If so, this is probably an example of a normal distribution with an exponential tale.
I'm pretty sure it's just a list of employees sorted by how much sick time is taken, so the X-axis is an "employee index number".
More interesting (and pertinent when trying to find a pattern in this data) would be a histogram for sick time taken. Trying to fit a curve to the graph as-is isn't useful, because the X-axis doesn't represent anything meaningful.
This is my thought as well. So you fit a curve to a sorted list of each employees sick time. Does this give you any additional insight? So it follows a log function. Does that mean anything?
If you do a histogram and fit a function you get something that could conceivably be interpreted as a probability distribution function, you might be able to say something about predicting the sick time a given employee will take and the uncertainty of your prediction.
But I honestly don't see what visualizing the data in the method of the post, or fitting a function to it contributes.
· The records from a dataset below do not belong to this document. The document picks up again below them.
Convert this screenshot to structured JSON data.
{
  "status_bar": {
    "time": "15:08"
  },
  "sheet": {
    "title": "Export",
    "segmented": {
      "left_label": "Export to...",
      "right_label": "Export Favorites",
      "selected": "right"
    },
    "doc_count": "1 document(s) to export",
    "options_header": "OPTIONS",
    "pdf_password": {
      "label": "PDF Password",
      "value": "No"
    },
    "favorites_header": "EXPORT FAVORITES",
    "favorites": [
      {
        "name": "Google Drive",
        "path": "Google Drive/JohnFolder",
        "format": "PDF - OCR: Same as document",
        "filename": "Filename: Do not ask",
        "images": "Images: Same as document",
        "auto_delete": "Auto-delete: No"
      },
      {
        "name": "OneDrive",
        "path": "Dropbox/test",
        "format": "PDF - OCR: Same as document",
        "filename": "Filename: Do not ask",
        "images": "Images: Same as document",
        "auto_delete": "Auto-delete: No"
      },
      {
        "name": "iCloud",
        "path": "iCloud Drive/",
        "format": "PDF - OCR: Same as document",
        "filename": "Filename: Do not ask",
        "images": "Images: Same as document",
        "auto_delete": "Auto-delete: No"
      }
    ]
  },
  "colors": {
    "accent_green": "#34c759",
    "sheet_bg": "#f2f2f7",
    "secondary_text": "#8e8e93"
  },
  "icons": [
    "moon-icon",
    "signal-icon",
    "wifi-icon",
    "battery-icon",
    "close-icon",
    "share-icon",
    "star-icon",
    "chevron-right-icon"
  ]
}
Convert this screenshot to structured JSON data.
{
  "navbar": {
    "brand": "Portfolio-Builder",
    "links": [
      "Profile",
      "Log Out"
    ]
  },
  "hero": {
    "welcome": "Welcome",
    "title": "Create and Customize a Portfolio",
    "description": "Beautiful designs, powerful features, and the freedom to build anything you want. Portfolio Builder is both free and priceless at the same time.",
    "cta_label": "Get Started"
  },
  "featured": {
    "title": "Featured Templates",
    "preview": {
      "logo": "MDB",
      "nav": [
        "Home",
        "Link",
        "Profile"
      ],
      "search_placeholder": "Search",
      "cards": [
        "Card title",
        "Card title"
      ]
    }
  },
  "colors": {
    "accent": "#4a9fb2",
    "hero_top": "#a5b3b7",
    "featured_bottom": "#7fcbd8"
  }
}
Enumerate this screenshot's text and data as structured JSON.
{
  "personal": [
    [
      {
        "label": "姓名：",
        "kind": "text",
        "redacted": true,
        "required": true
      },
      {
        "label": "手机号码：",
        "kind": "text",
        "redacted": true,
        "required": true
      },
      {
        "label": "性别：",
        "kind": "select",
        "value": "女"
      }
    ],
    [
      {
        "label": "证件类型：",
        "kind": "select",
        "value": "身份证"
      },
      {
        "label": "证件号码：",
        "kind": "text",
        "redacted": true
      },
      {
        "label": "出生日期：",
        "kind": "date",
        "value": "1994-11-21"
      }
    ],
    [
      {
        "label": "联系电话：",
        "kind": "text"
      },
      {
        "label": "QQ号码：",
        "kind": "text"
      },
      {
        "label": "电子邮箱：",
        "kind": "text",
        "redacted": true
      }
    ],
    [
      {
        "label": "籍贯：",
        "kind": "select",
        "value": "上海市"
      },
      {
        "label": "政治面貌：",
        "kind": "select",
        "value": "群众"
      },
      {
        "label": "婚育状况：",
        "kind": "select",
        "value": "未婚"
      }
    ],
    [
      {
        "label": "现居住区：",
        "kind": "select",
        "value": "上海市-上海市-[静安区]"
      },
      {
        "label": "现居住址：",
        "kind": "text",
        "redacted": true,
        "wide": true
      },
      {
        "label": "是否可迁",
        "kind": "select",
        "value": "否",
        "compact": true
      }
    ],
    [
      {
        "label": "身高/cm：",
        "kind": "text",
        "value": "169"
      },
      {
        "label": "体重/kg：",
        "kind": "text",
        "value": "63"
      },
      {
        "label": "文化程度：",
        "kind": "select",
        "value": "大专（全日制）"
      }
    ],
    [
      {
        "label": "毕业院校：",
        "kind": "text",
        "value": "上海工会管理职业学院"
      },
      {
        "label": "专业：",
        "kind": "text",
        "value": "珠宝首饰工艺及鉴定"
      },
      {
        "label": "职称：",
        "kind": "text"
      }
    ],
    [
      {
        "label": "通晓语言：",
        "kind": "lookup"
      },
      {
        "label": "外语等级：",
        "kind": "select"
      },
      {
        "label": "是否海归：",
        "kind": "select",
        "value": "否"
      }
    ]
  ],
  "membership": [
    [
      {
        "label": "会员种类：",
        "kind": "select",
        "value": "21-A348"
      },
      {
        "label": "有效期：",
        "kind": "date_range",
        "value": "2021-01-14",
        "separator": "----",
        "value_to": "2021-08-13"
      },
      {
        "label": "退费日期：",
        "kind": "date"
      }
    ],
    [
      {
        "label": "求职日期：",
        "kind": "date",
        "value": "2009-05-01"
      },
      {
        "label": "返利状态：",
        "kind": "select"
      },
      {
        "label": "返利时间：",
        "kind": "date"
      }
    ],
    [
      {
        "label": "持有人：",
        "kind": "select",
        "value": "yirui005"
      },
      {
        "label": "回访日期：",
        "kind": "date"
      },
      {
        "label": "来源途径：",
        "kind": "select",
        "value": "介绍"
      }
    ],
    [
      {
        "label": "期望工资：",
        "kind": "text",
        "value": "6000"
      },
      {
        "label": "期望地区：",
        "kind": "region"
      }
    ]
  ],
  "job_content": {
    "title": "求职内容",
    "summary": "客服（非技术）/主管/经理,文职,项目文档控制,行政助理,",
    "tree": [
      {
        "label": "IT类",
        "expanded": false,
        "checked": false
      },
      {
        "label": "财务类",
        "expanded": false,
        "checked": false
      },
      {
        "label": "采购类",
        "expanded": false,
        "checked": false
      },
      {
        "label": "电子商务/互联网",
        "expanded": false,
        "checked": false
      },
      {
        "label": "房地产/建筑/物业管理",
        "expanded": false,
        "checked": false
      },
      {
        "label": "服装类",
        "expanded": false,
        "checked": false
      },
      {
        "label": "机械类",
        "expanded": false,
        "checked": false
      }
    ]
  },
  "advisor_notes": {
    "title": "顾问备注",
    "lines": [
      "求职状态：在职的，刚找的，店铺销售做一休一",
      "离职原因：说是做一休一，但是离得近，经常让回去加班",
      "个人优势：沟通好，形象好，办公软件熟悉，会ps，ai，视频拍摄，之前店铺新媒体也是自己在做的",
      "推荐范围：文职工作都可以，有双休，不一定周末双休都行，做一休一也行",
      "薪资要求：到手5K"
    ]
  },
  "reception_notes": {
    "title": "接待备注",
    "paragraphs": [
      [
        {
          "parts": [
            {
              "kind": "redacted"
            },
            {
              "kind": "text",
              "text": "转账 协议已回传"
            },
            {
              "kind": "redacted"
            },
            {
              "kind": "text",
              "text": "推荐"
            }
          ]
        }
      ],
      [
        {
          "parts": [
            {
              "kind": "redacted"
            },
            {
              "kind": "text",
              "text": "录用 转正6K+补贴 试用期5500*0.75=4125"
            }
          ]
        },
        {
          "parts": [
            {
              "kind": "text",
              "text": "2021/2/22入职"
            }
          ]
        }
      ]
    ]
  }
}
Hope that doesn't violate the new no negativity policy of HN.
Since there is confusion in the sibling comments, I want to explain how y = - kln(x) + m fits in with the exponential function. I am going to be a little sloppy with closed and open intervals and round a little.
x is the rank of the employee. Let N be number of employees. We can generate a new observation from the model by generating an x' uniformly between 1 and N, and inserting in the formula for y. Then p'=x'/N is a number between 1/N and 1, or if we round, between 0 and 1.
The generated observation will be distributed according to (convince yourself by looking at the submission's graph)